Supplied information —
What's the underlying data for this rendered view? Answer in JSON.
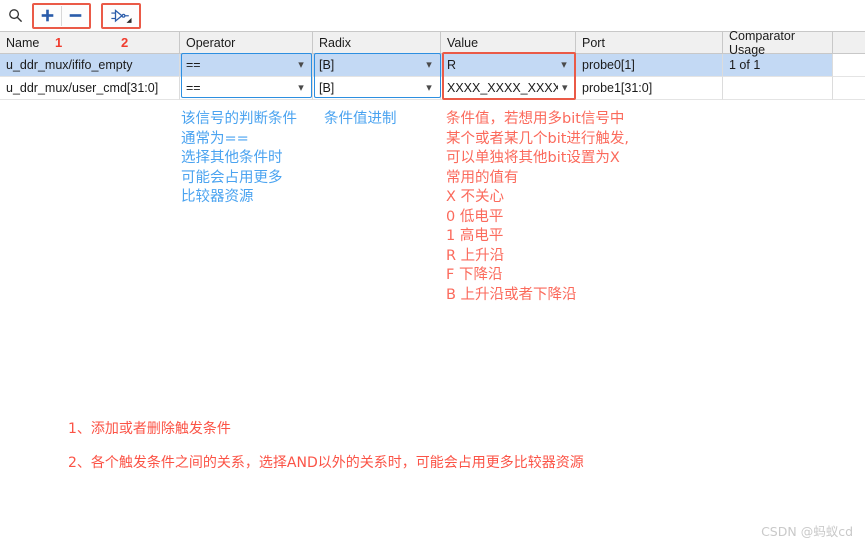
{
  "toolbar": {
    "search_icon": "search-icon",
    "add_label": "+",
    "remove_label": "−",
    "gate_icon": "logic-gate-icon",
    "marker_1": "1",
    "marker_2": "2"
  },
  "table": {
    "columns": [
      {
        "key": "name",
        "label": "Name"
      },
      {
        "key": "operator",
        "label": "Operator"
      },
      {
        "key": "radix",
        "label": "Radix"
      },
      {
        "key": "value",
        "label": "Value"
      },
      {
        "key": "port",
        "label": "Port"
      },
      {
        "key": "comparator",
        "label": "Comparator Usage"
      }
    ],
    "rows": [
      {
        "name": "u_ddr_mux/ififo_empty",
        "operator": "==",
        "radix": "[B]",
        "value": "R",
        "port": "probe0[1]",
        "comparator": "1 of 1",
        "selected": true
      },
      {
        "name": "u_ddr_mux/user_cmd[31:0]",
        "operator": "==",
        "radix": "[B]",
        "value": "XXXX_XXXX_XXXX...",
        "port": "probe1[31:0]",
        "comparator": "",
        "selected": false
      }
    ]
  },
  "annotations": {
    "operator_note": "该信号的判断条件\n通常为==\n选择其他条件时\n可能会占用更多\n比较器资源",
    "radix_note": "条件值进制",
    "value_note": "条件值，若想用多bit信号中\n某个或者某几个bit进行触发,\n可以单独将其他bit设置为X\n常用的值有\nX 不关心\n0 低电平\n1 高电平\nR 上升沿\nF 下降沿\nB 上升沿或者下降沿",
    "bottom_note_1": "1、添加或者删除触发条件",
    "bottom_note_2": "2、各个触发条件之间的关系，选择AND以外的关系时，可能会占用更多比较器资源"
  },
  "watermark": "CSDN @蚂蚁cd",
  "colors": {
    "accent_red": "#ea5a47",
    "accent_blue": "#2d8fe0",
    "row_selected": "#c3d9f4",
    "anno_blue": "#4aa3f0",
    "anno_red": "#fb6a5c"
  }
}
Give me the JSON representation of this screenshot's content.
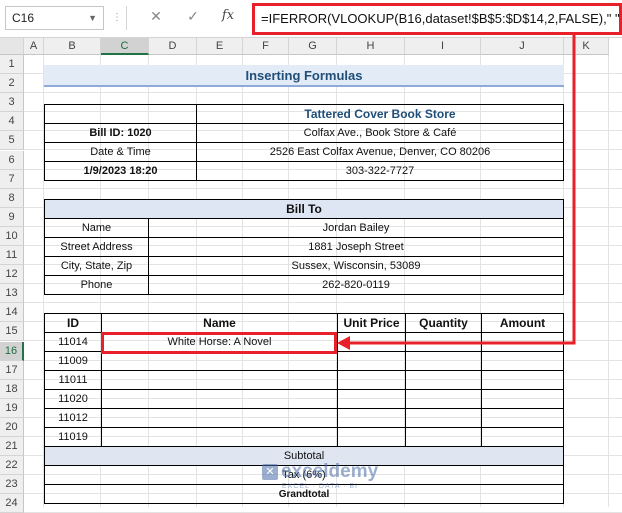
{
  "formula_bar": {
    "name_box": "C16",
    "cancel_icon": "✕",
    "enter_icon": "✓",
    "fx_label": "fx",
    "formula": "=IFERROR(VLOOKUP(B16,dataset!$B$5:$D$14,2,FALSE),\" \")"
  },
  "columns": [
    "A",
    "B",
    "C",
    "D",
    "E",
    "F",
    "G",
    "H",
    "I",
    "J",
    "K"
  ],
  "rows": [
    "1",
    "2",
    "3",
    "4",
    "5",
    "6",
    "7",
    "8",
    "9",
    "10",
    "11",
    "12",
    "13",
    "14",
    "15",
    "16",
    "17",
    "18",
    "19",
    "20",
    "21",
    "22",
    "23",
    "24"
  ],
  "selected_col": "C",
  "selected_row": "16",
  "sheet": {
    "title": "Inserting Formulas",
    "store_name": "Tattered Cover Book Store",
    "bill_id": "Bill ID: 1020",
    "store_addr1": "Colfax Ave., Book Store & Café",
    "date_time_label": "Date & Time",
    "store_addr2": "2526 East Colfax Avenue, Denver, CO 80206",
    "date_time_value": "1/9/2023 18:20",
    "store_phone": "303-322-7727",
    "bill_to": "Bill To",
    "name_label": "Name",
    "name_value": "Jordan Bailey",
    "street_label": "Street Address",
    "street_value": "1881 Joseph Street",
    "city_label": "City, State, Zip",
    "city_value": "Sussex, Wisconsin, 53089",
    "phone_label": "Phone",
    "phone_value": "262-820-0119",
    "headers": {
      "id": "ID",
      "name": "Name",
      "unit_price": "Unit Price",
      "quantity": "Quantity",
      "amount": "Amount"
    },
    "items": [
      {
        "id": "11014",
        "name": "White Horse: A Novel"
      },
      {
        "id": "11009",
        "name": ""
      },
      {
        "id": "11011",
        "name": ""
      },
      {
        "id": "11020",
        "name": ""
      },
      {
        "id": "11012",
        "name": ""
      },
      {
        "id": "11019",
        "name": ""
      }
    ],
    "subtotal": "Subtotal",
    "tax": "Tax (6%)",
    "grandtotal": "Grandtotal"
  },
  "watermark": {
    "brand": "exceldemy",
    "tagline": "EXCEL · DATA · BI"
  },
  "colors": {
    "accent_red": "#e8202a",
    "excel_green": "#217346",
    "header_blue": "#1f4e79"
  }
}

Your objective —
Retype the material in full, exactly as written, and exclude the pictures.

Answer section —
What's the underlying data for this rendered view? Answer in JSON.
{
  "toolbar": {
    "search_icon": "search-icon",
    "add_label": "+",
    "remove_label": "−",
    "gate_icon": "logic-gate-icon",
    "marker_1": "1",
    "marker_2": "2"
  },
  "table": {
    "columns": [
      {
        "key": "name",
        "label": "Name"
      },
      {
        "key": "operator",
        "label": "Operator"
      },
      {
        "key": "radix",
        "label": "Radix"
      },
      {
        "key": "value",
        "label": "Value"
      },
      {
        "key": "port",
        "label": "Port"
      },
      {
        "key": "comparator",
        "label": "Comparator Usage"
      }
    ],
    "rows": [
      {
        "name": "u_ddr_mux/ififo_empty",
        "operator": "==",
        "radix": "[B]",
        "value": "R",
        "port": "probe0[1]",
        "comparator": "1 of 1",
        "selected": true
      },
      {
        "name": "u_ddr_mux/user_cmd[31:0]",
        "operator": "==",
        "radix": "[B]",
        "value": "XXXX_XXXX_XXXX...",
        "port": "probe1[31:0]",
        "comparator": "",
        "selected": false
      }
    ]
  },
  "annotations": {
    "operator_note": "该信号的判断条件\n通常为==\n选择其他条件时\n可能会占用更多\n比较器资源",
    "radix_note": "条件值进制",
    "value_note": "条件值，若想用多bit信号中\n某个或者某几个bit进行触发,\n可以单独将其他bit设置为X\n常用的值有\nX 不关心\n0 低电平\n1 高电平\nR 上升沿\nF 下降沿\nB 上升沿或者下降沿",
    "bottom_note_1": "1、添加或者删除触发条件",
    "bottom_note_2": "2、各个触发条件之间的关系，选择AND以外的关系时，可能会占用更多比较器资源"
  },
  "watermark": "CSDN @蚂蚁cd",
  "colors": {
    "accent_red": "#ea5a47",
    "accent_blue": "#2d8fe0",
    "row_selected": "#c3d9f4",
    "anno_blue": "#4aa3f0",
    "anno_red": "#fb6a5c"
  }
}
Give me the JSON representation of this screenshot's content.
{
  "formula_bar": {
    "name_box": "C16",
    "cancel_icon": "✕",
    "enter_icon": "✓",
    "fx_label": "fx",
    "formula": "=IFERROR(VLOOKUP(B16,dataset!$B$5:$D$14,2,FALSE),\" \")"
  },
  "columns": [
    "A",
    "B",
    "C",
    "D",
    "E",
    "F",
    "G",
    "H",
    "I",
    "J",
    "K"
  ],
  "rows": [
    "1",
    "2",
    "3",
    "4",
    "5",
    "6",
    "7",
    "8",
    "9",
    "10",
    "11",
    "12",
    "13",
    "14",
    "15",
    "16",
    "17",
    "18",
    "19",
    "20",
    "21",
    "22",
    "23",
    "24"
  ],
  "selected_col": "C",
  "selected_row": "16",
  "sheet": {
    "title": "Inserting Formulas",
    "store_name": "Tattered Cover Book Store",
    "bill_id": "Bill ID: 1020",
    "store_addr1": "Colfax Ave., Book Store & Café",
    "date_time_label": "Date & Time",
    "store_addr2": "2526 East Colfax Avenue, Denver, CO 80206",
    "date_time_value": "1/9/2023 18:20",
    "store_phone": "303-322-7727",
    "bill_to": "Bill To",
    "name_label": "Name",
    "name_value": "Jordan Bailey",
    "street_label": "Street Address",
    "street_value": "1881 Joseph Street",
    "city_label": "City, State, Zip",
    "city_value": "Sussex, Wisconsin, 53089",
    "phone_label": "Phone",
    "phone_value": "262-820-0119",
    "headers": {
      "id": "ID",
      "name": "Name",
      "unit_price": "Unit Price",
      "quantity": "Quantity",
      "amount": "Amount"
    },
    "items": [
      {
        "id": "11014",
        "name": "White Horse: A Novel"
      },
      {
        "id": "11009",
        "name": ""
      },
      {
        "id": "11011",
        "name": ""
      },
      {
        "id": "11020",
        "name": ""
      },
      {
        "id": "11012",
        "name": ""
      },
      {
        "id": "11019",
        "name": ""
      }
    ],
    "subtotal": "Subtotal",
    "tax": "Tax (6%)",
    "grandtotal": "Grandtotal"
  },
  "watermark": {
    "brand": "exceldemy",
    "tagline": "EXCEL · DATA · BI"
  },
  "colors": {
    "accent_red": "#e8202a",
    "excel_green": "#217346",
    "header_blue": "#1f4e79"
  }
}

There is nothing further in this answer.